In March 2016 the UK Government published a discussion paper on enhancing the transparency of beneficial ownership information.
The paper will impact overseas companies that buy land or property in the UK, or enter into public procurement contracts in the UK.
- Under new legislation, anticipated to apply from 2021, overseas entities which own land in the UK, or propose to do so, will be required to register at Companies House in the UK.
- The purpose of the new legislation is to create more transparency regarding ownership of UK land and the persons who actually control overseas entities. Ultimately it is aimed at deterring the use of UK land transactions for money laundering purposes.
- An overseas entity will be required to provide details of its beneficial owners when applying for registration.
- An overseas entity attempting to purchase UK land without registering at UK Companies House will not acquire legal title to the land.

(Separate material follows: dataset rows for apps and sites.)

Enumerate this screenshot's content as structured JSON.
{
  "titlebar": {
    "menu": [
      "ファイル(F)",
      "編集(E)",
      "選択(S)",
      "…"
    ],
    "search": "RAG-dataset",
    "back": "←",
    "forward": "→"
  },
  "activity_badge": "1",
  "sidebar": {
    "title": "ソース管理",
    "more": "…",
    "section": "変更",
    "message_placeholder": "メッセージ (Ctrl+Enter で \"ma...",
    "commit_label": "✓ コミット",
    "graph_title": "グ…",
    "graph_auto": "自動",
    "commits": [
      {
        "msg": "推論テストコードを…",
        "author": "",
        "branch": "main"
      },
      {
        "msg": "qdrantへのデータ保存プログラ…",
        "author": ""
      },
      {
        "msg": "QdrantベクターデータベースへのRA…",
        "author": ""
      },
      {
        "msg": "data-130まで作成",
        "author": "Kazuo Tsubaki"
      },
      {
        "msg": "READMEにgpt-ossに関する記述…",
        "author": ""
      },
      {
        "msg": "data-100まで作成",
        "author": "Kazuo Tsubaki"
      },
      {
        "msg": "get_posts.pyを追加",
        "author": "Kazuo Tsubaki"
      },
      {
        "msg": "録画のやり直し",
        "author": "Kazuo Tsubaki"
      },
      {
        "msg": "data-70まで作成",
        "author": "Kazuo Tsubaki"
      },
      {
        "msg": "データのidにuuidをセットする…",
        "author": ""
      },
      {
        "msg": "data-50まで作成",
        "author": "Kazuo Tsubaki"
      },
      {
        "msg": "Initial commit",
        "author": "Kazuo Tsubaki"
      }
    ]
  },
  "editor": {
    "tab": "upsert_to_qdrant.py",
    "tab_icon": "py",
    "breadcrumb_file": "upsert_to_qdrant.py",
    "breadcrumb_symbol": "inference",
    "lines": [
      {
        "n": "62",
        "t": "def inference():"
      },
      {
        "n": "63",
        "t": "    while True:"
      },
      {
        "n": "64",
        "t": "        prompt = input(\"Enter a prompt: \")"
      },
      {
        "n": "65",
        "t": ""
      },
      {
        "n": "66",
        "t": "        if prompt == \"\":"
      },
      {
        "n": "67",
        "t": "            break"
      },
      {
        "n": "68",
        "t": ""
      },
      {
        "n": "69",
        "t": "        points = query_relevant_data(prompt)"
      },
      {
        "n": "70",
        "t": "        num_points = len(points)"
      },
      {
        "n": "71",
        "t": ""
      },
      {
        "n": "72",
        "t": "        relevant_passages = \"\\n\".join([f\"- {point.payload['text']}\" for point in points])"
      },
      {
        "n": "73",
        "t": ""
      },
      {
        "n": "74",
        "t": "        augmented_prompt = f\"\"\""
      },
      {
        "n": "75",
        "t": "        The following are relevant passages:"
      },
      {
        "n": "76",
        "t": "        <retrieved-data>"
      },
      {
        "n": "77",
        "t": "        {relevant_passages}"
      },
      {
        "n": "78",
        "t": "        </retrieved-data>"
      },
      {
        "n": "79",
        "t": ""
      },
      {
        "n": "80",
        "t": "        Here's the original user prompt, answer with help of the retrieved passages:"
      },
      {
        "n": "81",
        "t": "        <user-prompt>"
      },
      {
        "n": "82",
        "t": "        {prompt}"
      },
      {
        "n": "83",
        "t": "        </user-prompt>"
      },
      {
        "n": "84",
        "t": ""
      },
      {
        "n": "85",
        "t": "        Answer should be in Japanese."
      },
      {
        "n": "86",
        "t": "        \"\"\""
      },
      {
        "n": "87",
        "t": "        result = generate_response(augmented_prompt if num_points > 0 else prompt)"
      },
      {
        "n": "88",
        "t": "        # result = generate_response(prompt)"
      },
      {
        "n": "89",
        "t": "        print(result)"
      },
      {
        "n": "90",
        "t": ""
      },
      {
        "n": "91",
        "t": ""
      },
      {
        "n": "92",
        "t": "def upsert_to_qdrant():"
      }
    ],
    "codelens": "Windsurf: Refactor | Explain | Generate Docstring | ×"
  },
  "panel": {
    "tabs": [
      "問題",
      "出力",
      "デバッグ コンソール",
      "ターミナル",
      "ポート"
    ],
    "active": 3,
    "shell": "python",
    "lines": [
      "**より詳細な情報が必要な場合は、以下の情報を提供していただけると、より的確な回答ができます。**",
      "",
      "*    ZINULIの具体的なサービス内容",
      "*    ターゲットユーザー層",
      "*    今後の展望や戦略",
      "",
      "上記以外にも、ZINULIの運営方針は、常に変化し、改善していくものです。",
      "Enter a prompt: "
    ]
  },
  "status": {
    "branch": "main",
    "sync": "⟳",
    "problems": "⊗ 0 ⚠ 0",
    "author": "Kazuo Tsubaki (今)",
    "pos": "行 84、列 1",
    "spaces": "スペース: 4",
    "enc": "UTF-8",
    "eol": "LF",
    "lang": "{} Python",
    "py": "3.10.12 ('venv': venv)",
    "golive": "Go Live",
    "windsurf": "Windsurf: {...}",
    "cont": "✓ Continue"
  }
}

- An overseas entity which already holds UK land and which does not register within the window for doing so will not be able to dispose of the land, and may become subject to a notice requiring it to register.
- Overseas entities holding, or planning to purchase, UK land may want to find out now who their beneficial owners are, so that they are ready to apply for registration when the new legislation comes into force.
In May 2016, the UK Government announced that it intended to introduce a register of beneficial owners of those overseas companies, and subsequently published a call for evidence in 2017 seeking views on its proposals.
In March 2018, the Government announced that it planned to publish a draft bill creating the new register in summer 2018. The draft Registration of Overseas Entities Bill was published in July 2018. It has now been scrutinised by a Joint Committee of the House of Commons and House of Lords which published a report on the draft Bill in May 2019. The Government's response to that Committee's recommendations has recently been issued.
Who will be affected?
The new legislation will apply to all overseas entities which own land in the UK, or propose to do so. "Overseas entity" is broadly defined to include foreign companies and also partnerships and other legal entities which are legal persons governed by the law of a country or territory outside the UK.
What will registration at Companies House involve?
The draft Bill sets out the framework for a new register at Companies House. An overseas entity will have to apply for registration at Companies House before it can complete the purchase of a freehold estate in UK land or a UK leasehold estate with a term of more than seven years. An overseas entity applying to be registered will need to provide information about itself, its beneficial owners and, if applicable, its managing officers.
The new beneficial ownership regime will be similar to the UK's existing disclosure regime for the beneficial ownership of UK companies – the people with significant control, or PSC, regime – and will be interpreted and applied in a similar way. The categories of registrable beneficial owners will include individuals and legal entities who:
- hold more than 25% of the shares or voting rights in the overseas entity;
- hold the right to appoint a majority of the board of the overseas entity;
- have the right to exercise, or actually exercise, significant influence or control over the overseas entity; or
- have the right to exercise, or actually exercise, significant influence or control over a trust or unincorporated entity whose trustees or members meet any of the other conditions in relation to the overseas entity.
The Government intends to publish guidance to help overseas entities and third parties transacting with them to understand the requirements. However, there will be no "pre-clearance" mechanism to indicate whether an entity is required or eligible to register.
Existing landowners (freehold or leasehold with a term of more than seven years) will be obliged to register and provide details of registrable beneficial owners within 18 months of the bill coming into force. If they fail to register during this transition period, they will not be able to sell or otherwise dispose of the land, and the Secretary of State may issue a notice requiring them to register.
Once registered, an overseas entity will be required to update the disclosed information annually, including the details of its registrable beneficial owners. The register will be publicly available (although certain personal details will not be visible to the public).
Penalties for non-compliance
There will be criminal penalties for non-compliance with the new legislation (unlimited fines and up to five years in jail for certain offences), and the Government has indicated that it will also consider whether there should be further civil penalties.
The Government intends to introduce the Bill to Parliament later this year. Subject to Parliamentary approval, the Government has indicated that it expects the new register to come into operation in 2021.